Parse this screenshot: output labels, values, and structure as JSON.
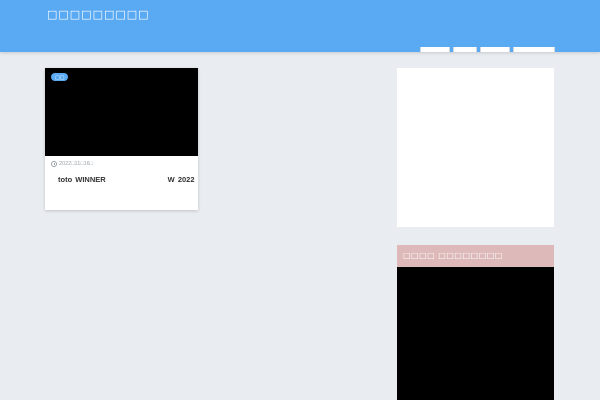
{
  "header": {
    "site_title": "□□□□□□□□□",
    "nav_items": [
      "",
      "",
      "",
      ""
    ],
    "background_color": "#59a9f3"
  },
  "main": {
    "posts": [
      {
        "category": "□□",
        "date": "2022□11□16□",
        "title_left": "toto  WINNER",
        "title_right": "W  2022"
      }
    ]
  },
  "sidebar": {
    "widget_title": "□□□□ □□□□□□□□",
    "widget_header_color": "#deb9b9"
  }
}
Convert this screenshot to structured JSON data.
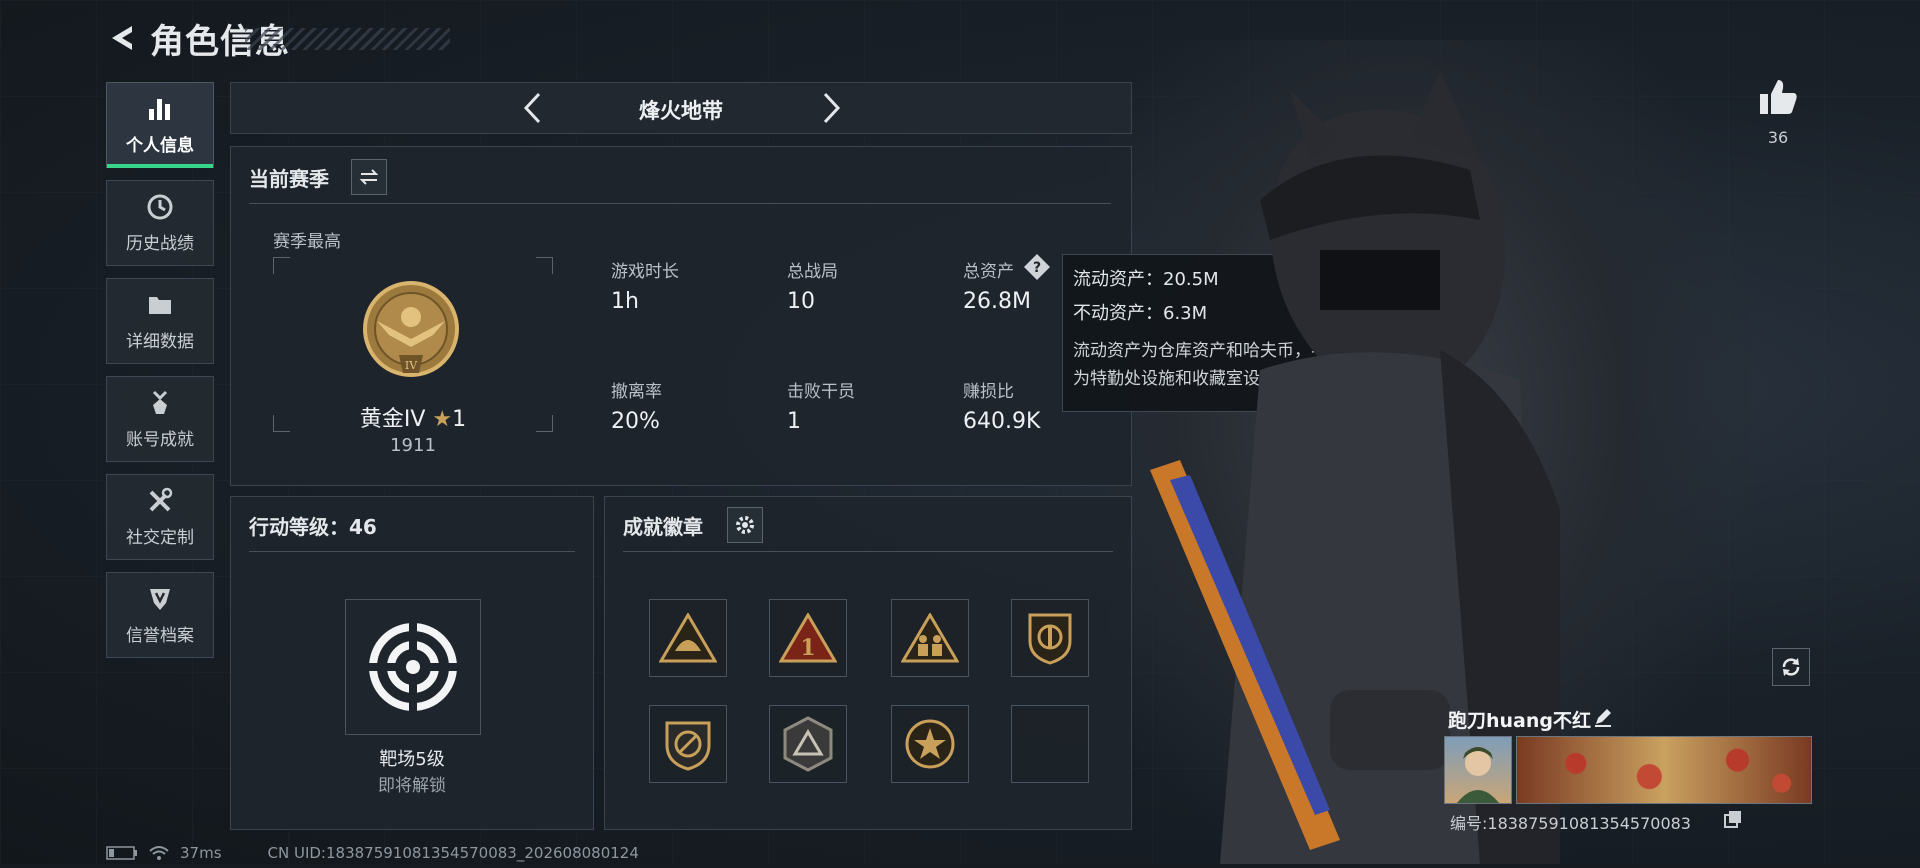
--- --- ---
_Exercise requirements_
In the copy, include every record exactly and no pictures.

_Completed task_
Parse this screenshot: output labels, values, and structure as JSON.
{
  "header": {
    "site_title": "□□□□□□□□□",
    "nav_items": [
      "",
      "",
      "",
      ""
    ],
    "background_color": "#59a9f3"
  },
  "main": {
    "posts": [
      {
        "category": "□□",
        "date": "2022□11□16□",
        "title_left": "toto  WINNER",
        "title_right": "W  2022"
      }
    ]
  },
  "sidebar": {
    "widget_title": "□□□□ □□□□□□□□",
    "widget_header_color": "#deb9b9"
  }
}
Convert this screenshot to structured JSON data.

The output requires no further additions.